#### [Task instructions]
An exact copy of the entries is required, with every image omitted.

╭─ Source material

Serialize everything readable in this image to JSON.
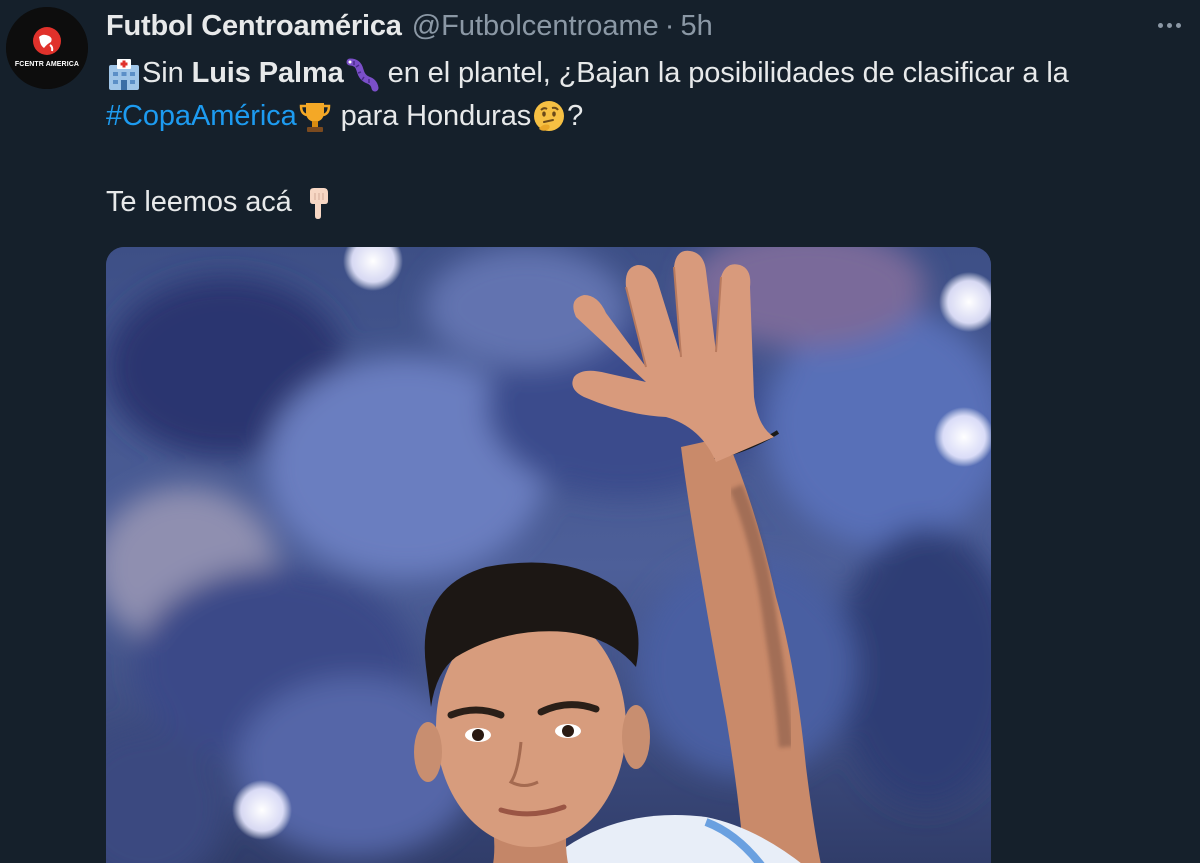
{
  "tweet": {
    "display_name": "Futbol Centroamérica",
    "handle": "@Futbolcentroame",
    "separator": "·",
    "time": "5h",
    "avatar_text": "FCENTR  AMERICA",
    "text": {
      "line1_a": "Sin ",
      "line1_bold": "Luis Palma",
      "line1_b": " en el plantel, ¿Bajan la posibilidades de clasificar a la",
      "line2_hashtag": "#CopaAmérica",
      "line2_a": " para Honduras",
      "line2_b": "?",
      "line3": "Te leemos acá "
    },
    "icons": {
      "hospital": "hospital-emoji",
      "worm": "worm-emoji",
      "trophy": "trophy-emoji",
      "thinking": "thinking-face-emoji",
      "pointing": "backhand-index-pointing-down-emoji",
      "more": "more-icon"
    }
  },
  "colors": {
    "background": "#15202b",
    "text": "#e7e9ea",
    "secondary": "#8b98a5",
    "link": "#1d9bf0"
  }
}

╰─

#### [Solution]
Serialize everything readable in this image to JSON.
{
  "tweet": {
    "display_name": "Futbol Centroamérica",
    "handle": "@Futbolcentroame",
    "separator": "·",
    "time": "5h",
    "avatar_text": "FCENTR  AMERICA",
    "text": {
      "line1_a": "Sin ",
      "line1_bold": "Luis Palma",
      "line1_b": " en el plantel, ¿Bajan la posibilidades de clasificar a la",
      "line2_hashtag": "#CopaAmérica",
      "line2_a": " para Honduras",
      "line2_b": "?",
      "line3": "Te leemos acá "
    },
    "icons": {
      "hospital": "hospital-emoji",
      "worm": "worm-emoji",
      "trophy": "trophy-emoji",
      "thinking": "thinking-face-emoji",
      "pointing": "backhand-index-pointing-down-emoji",
      "more": "more-icon"
    }
  },
  "colors": {
    "background": "#15202b",
    "text": "#e7e9ea",
    "secondary": "#8b98a5",
    "link": "#1d9bf0"
  }
}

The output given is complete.